Modjaz and her fellow researchers had witnessed a star in the process of exploding in a galaxy 90 million light-years distant. The fleeting event had transpired 90 million years ago—in other words, when dinosaurs still roamed Earth. And perhaps best of all, the scientists had caught it early.
Supernovae are very rarely observed from the beginning. There was one in 1987, explains Filippenko, but it was “a peculiar sort,” not typical of any specific class or subclass. By contrast, the Berkeley team identified SN 2008D as a classic type Ib supernova, a massive star that had lost its outermost layer of hydrogen. When its core collapsed, the outer layers fell inward, collided with the core, and rebounded, creating a shockwave that ripped through the surface. This was the explosion that emitted the original burst of X-rays.
Modjaz describes studying supernovae as a kind of stellar forensics: “You see the death, you see the corpse, so you need to deduce how it looked beforehand.” Sitting in her fourth-floor office in Campbell Hall, overlooking the tiled roof of the building where she took undergraduate physics courses, she muses: “When you think of death, it sounds very morbid, very sad, the end of something. But the death of that massive star is really … a moment of creation for elements that are important for our own lives.” Indeed, as Carl Sagan liked to say, we are all “made of star stuff.”
The findings about SN 2008D will affect transient research going forward. Plans are afoot for new satellites to monitor more of the sky for X-rays, and researchers can use SN 2008D‚Äôs X-ray signature as a guide for detecting more supernovae early in their existence. “This one event,” said Bloom, “launches a thousand ships.”

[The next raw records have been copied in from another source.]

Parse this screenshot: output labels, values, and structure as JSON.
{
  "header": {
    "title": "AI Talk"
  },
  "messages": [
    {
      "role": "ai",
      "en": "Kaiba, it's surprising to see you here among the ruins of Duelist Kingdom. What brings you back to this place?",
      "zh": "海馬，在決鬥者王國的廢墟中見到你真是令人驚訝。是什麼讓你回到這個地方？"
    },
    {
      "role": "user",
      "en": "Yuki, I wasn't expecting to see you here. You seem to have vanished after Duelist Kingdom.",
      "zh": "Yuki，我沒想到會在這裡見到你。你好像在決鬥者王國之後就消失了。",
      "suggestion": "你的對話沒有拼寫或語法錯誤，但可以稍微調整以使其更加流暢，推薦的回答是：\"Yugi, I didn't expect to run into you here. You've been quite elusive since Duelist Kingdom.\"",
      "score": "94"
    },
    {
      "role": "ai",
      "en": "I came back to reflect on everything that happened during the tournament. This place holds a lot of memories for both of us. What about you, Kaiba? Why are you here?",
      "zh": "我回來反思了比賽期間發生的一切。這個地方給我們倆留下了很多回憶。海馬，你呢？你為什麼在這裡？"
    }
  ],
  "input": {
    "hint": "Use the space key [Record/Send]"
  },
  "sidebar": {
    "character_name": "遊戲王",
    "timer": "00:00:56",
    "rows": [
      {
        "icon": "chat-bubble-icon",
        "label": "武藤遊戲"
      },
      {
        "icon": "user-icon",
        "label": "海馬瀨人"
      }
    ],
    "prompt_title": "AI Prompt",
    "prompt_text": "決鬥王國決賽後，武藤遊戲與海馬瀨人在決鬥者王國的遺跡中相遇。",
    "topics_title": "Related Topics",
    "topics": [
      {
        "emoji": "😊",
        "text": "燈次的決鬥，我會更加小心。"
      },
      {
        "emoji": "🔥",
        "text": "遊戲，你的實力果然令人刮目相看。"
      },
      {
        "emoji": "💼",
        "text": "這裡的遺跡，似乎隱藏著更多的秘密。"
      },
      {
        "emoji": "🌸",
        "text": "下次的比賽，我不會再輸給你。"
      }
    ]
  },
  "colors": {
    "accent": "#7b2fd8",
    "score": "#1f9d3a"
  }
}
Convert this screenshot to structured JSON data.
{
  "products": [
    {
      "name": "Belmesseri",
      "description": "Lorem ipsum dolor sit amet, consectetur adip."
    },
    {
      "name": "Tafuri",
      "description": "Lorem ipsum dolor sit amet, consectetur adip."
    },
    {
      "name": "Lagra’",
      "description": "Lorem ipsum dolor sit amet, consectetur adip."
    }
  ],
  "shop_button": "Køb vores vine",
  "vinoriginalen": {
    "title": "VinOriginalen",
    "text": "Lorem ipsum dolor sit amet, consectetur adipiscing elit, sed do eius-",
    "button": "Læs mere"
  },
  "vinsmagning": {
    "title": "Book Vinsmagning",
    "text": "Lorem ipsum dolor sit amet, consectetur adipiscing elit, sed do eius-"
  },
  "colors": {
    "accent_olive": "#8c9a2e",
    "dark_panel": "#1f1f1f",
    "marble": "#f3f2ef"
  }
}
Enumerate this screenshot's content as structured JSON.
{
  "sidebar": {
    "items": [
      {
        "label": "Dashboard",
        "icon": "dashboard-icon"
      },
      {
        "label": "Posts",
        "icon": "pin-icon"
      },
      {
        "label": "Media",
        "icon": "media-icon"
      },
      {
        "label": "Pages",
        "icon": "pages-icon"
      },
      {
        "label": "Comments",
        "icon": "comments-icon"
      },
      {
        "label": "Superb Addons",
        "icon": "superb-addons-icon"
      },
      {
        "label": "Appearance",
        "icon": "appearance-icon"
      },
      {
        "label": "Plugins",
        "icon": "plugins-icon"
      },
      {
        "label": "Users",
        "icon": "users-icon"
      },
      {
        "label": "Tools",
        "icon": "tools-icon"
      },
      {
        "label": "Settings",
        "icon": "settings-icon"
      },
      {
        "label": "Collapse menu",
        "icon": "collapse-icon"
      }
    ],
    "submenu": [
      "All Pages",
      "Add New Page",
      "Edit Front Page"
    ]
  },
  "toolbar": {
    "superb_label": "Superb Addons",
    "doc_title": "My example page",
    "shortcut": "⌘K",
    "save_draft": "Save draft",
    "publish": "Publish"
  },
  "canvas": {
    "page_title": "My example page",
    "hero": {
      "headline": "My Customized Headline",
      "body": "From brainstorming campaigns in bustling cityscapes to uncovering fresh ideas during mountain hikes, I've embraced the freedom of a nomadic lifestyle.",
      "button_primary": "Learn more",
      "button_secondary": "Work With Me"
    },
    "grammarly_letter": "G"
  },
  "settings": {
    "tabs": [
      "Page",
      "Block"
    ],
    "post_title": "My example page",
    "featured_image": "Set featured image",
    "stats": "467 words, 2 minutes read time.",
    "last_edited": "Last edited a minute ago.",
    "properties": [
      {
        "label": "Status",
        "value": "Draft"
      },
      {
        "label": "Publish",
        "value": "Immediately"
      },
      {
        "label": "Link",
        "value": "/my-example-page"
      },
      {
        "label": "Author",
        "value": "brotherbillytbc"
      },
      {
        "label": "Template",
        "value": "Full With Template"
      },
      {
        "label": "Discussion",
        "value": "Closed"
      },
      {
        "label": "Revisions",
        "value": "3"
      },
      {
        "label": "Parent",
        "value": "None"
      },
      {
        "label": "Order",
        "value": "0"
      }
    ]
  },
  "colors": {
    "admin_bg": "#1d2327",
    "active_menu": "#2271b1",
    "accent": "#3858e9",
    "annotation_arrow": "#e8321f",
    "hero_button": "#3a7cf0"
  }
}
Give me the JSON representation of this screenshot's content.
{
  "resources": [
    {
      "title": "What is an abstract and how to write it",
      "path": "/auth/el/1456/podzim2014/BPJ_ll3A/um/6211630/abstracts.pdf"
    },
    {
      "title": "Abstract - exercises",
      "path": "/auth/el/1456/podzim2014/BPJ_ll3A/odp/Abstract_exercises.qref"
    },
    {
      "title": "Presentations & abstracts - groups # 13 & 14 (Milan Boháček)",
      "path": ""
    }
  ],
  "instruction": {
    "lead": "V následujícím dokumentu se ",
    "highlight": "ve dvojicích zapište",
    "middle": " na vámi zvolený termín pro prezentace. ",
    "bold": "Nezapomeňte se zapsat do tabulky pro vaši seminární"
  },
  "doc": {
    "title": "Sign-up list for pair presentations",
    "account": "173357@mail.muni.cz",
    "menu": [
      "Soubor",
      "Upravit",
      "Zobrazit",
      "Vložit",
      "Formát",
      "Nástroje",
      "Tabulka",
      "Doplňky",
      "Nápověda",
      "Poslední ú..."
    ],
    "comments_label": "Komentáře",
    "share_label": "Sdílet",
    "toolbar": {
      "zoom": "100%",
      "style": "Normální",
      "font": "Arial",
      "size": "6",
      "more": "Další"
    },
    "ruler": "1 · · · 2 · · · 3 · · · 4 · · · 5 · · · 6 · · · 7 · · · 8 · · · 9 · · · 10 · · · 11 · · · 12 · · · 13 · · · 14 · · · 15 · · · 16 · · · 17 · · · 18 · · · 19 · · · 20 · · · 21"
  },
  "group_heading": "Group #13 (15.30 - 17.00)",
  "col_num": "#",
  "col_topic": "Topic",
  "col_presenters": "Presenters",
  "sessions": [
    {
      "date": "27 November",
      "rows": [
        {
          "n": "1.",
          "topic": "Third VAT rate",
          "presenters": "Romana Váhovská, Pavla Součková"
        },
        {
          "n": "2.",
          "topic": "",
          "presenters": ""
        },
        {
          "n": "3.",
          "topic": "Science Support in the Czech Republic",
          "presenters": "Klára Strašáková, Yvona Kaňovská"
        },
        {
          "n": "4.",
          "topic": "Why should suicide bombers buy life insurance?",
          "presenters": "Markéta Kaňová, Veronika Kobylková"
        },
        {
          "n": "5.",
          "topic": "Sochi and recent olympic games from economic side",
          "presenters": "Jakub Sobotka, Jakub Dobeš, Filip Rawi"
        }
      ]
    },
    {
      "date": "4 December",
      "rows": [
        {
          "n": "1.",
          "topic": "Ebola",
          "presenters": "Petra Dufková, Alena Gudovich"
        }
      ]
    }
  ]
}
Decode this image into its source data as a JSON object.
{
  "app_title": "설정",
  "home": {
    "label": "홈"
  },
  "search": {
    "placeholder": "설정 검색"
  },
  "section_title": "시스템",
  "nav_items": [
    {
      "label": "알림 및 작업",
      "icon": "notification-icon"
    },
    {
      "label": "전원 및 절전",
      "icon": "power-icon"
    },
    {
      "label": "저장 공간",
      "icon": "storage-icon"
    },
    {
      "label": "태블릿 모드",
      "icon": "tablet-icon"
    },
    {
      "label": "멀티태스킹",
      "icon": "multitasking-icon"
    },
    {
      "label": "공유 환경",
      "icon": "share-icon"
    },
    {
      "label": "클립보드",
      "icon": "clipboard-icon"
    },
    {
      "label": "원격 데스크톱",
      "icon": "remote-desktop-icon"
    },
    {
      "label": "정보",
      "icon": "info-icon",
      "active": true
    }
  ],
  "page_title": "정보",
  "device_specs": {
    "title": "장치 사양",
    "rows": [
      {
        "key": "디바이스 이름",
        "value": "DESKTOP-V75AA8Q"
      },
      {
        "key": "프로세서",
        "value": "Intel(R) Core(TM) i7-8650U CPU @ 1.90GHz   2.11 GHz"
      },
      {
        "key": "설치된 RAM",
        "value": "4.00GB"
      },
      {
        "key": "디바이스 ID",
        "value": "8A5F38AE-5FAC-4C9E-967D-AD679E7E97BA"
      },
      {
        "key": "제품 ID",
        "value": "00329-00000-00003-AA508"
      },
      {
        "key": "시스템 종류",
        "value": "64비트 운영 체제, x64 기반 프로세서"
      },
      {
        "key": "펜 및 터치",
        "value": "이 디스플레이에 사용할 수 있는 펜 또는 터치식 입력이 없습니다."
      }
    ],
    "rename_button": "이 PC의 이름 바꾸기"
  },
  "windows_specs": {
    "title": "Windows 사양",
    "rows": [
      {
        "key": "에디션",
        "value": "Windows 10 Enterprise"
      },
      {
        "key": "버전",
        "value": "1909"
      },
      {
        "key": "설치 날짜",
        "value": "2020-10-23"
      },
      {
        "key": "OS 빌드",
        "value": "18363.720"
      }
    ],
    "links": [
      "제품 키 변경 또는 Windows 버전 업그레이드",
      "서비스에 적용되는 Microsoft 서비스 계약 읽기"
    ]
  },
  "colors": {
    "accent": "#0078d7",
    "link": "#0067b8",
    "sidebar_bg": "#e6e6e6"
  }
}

Filippenko, who mentored Modjaz when she was an undergrad at Berkeley, is working with her again as a postdoc. He says, “It’s been gratifying to me to see how well she’s done, and to see she’s been given this excellent opportunity. Because in science, as in life, it’s not just skill and dedication and all that. You need some luck.”